#### Excerpted data

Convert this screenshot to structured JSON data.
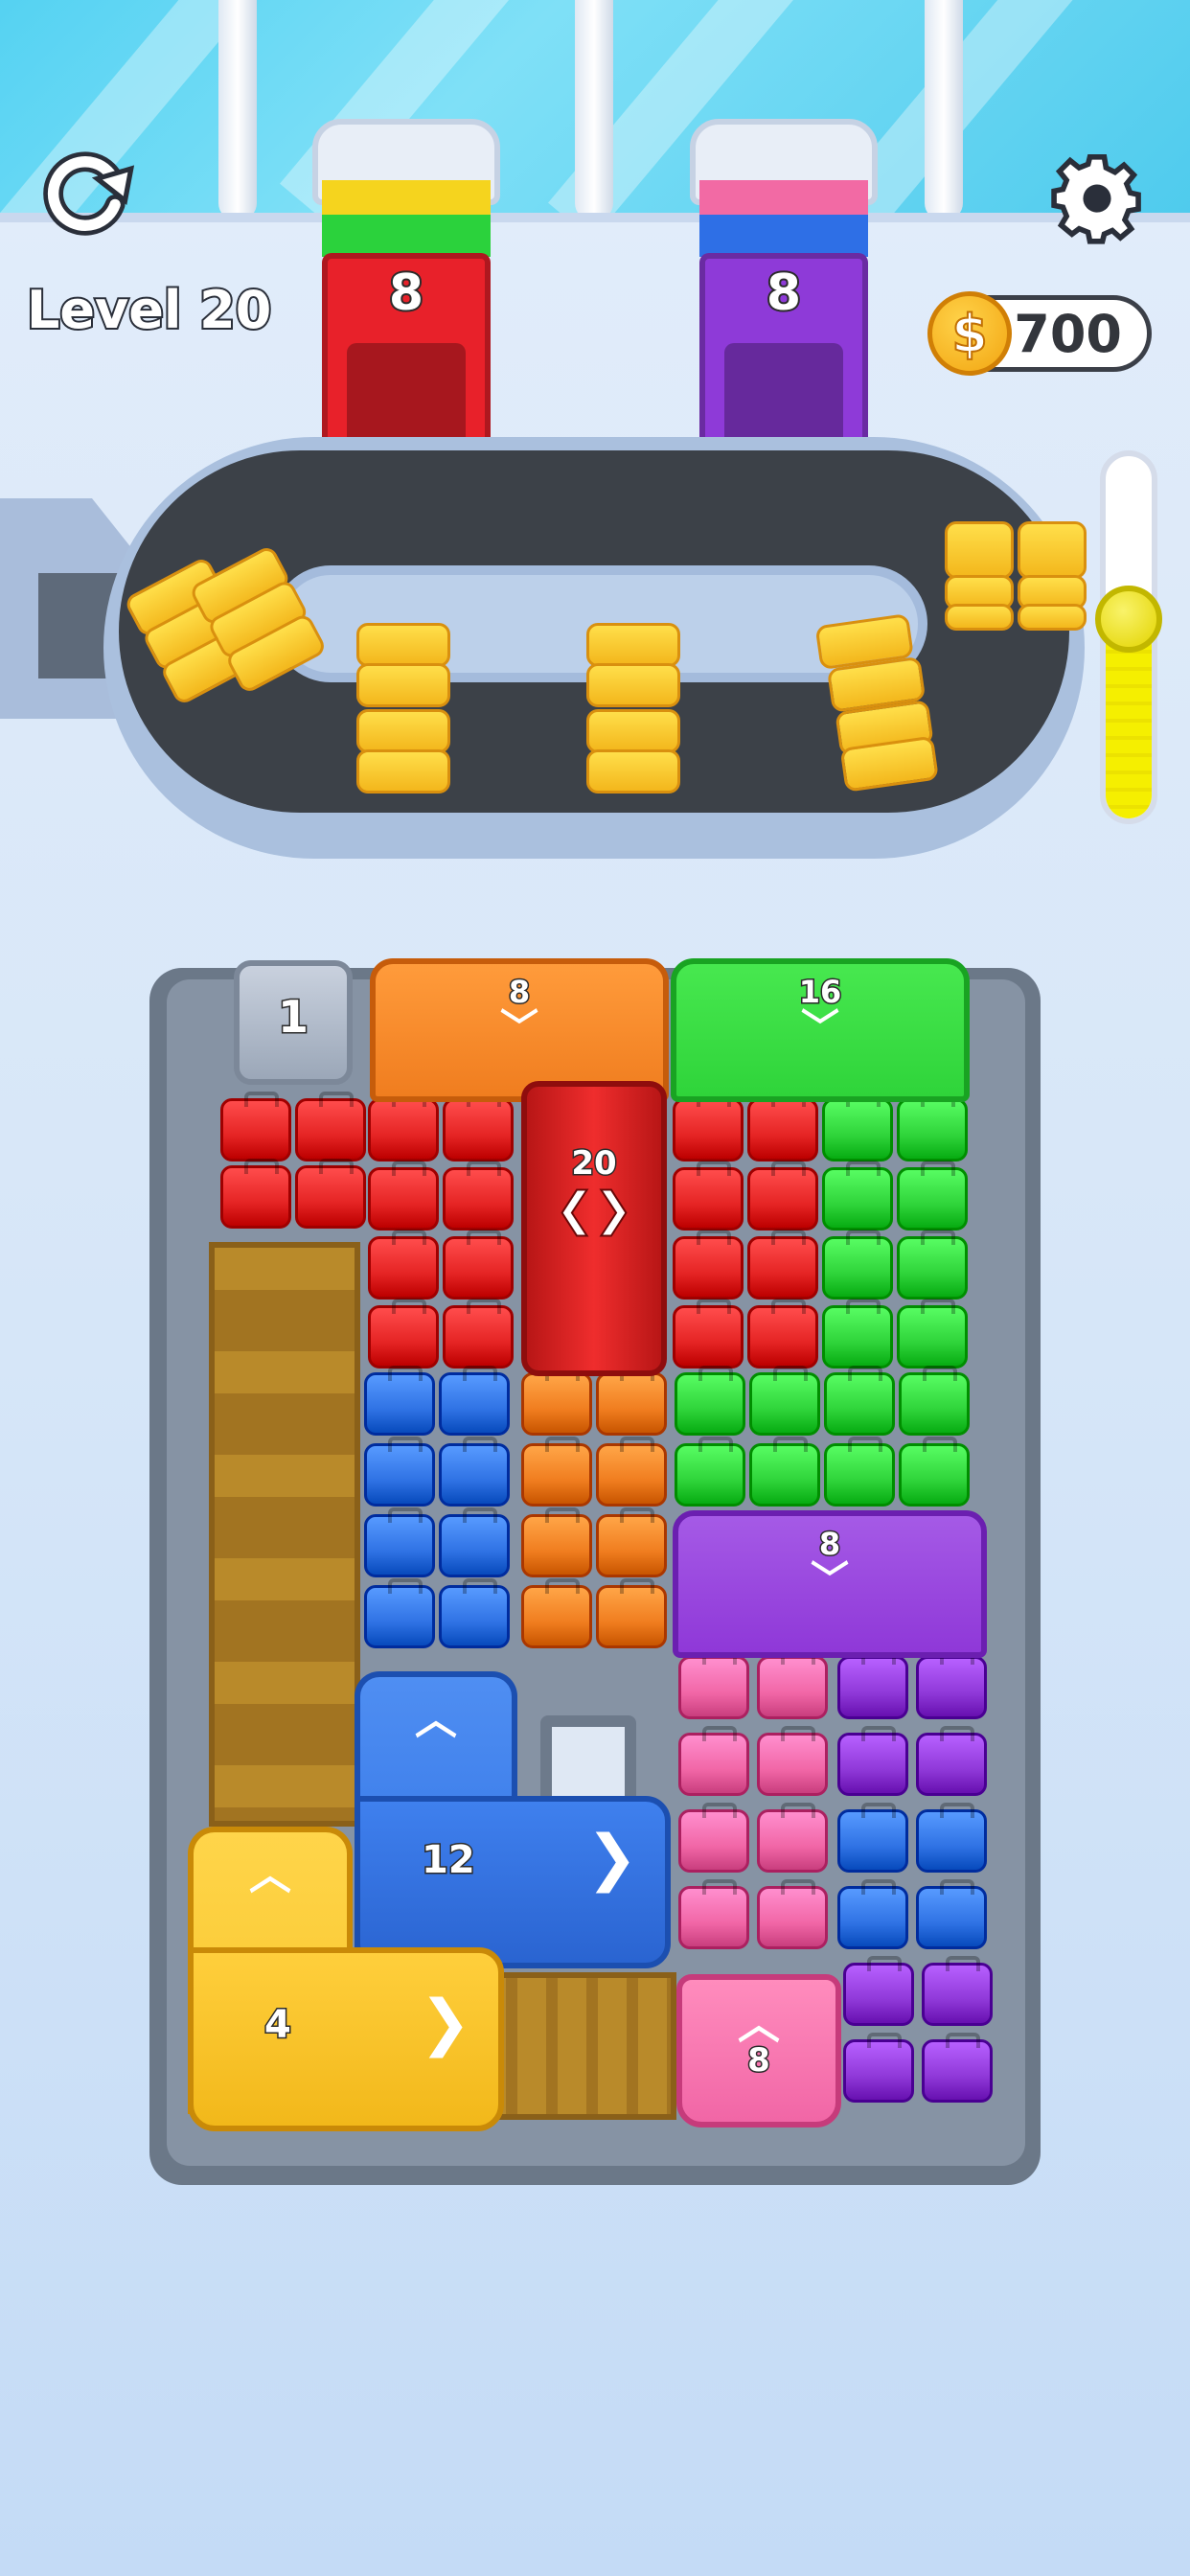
{
  "hud": {
    "level_label": "Level 20",
    "coins": "700",
    "coin_symbol": "$",
    "restart_icon": "restart-icon",
    "settings_icon": "gear-icon",
    "progress_fraction": 0.55
  },
  "dispensers": [
    {
      "count": "8",
      "color": "#e8212a",
      "bands": [
        "#f5d41e",
        "#2bd23c"
      ]
    },
    {
      "count": "8",
      "color": "#8e3ad8",
      "bands": [
        "#f26aa4",
        "#2e6fe6"
      ]
    }
  ],
  "board": {
    "gray_block": {
      "count": "1"
    },
    "orange_top": {
      "count": "8"
    },
    "green_top": {
      "count": "16"
    },
    "red_center": {
      "count": "20"
    },
    "purple_mid": {
      "count": "8"
    },
    "blue_l": {
      "count": "12"
    },
    "yellow_l": {
      "count": "4"
    },
    "pink_block": {
      "count": "8"
    }
  },
  "colors": {
    "red": "#e52424",
    "orange": "#f07d1f",
    "green": "#2fd43a",
    "blue": "#2f72e4",
    "purple": "#8f38d8",
    "pink": "#f166a6",
    "yellow": "#f7c428"
  }
}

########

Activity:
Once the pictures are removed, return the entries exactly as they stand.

Exercise answer:
Convert this screenshot to structured JSON data.
{
  "hud": {
    "level_label": "Level 20",
    "coins": "700",
    "coin_symbol": "$",
    "restart_icon": "restart-icon",
    "settings_icon": "gear-icon",
    "progress_fraction": 0.55
  },
  "dispensers": [
    {
      "count": "8",
      "color": "#e8212a",
      "bands": [
        "#f5d41e",
        "#2bd23c"
      ]
    },
    {
      "count": "8",
      "color": "#8e3ad8",
      "bands": [
        "#f26aa4",
        "#2e6fe6"
      ]
    }
  ],
  "board": {
    "gray_block": {
      "count": "1"
    },
    "orange_top": {
      "count": "8"
    },
    "green_top": {
      "count": "16"
    },
    "red_center": {
      "count": "20"
    },
    "purple_mid": {
      "count": "8"
    },
    "blue_l": {
      "count": "12"
    },
    "yellow_l": {
      "count": "4"
    },
    "pink_block": {
      "count": "8"
    }
  },
  "colors": {
    "red": "#e52424",
    "orange": "#f07d1f",
    "green": "#2fd43a",
    "blue": "#2f72e4",
    "purple": "#8f38d8",
    "pink": "#f166a6",
    "yellow": "#f7c428"
  }
}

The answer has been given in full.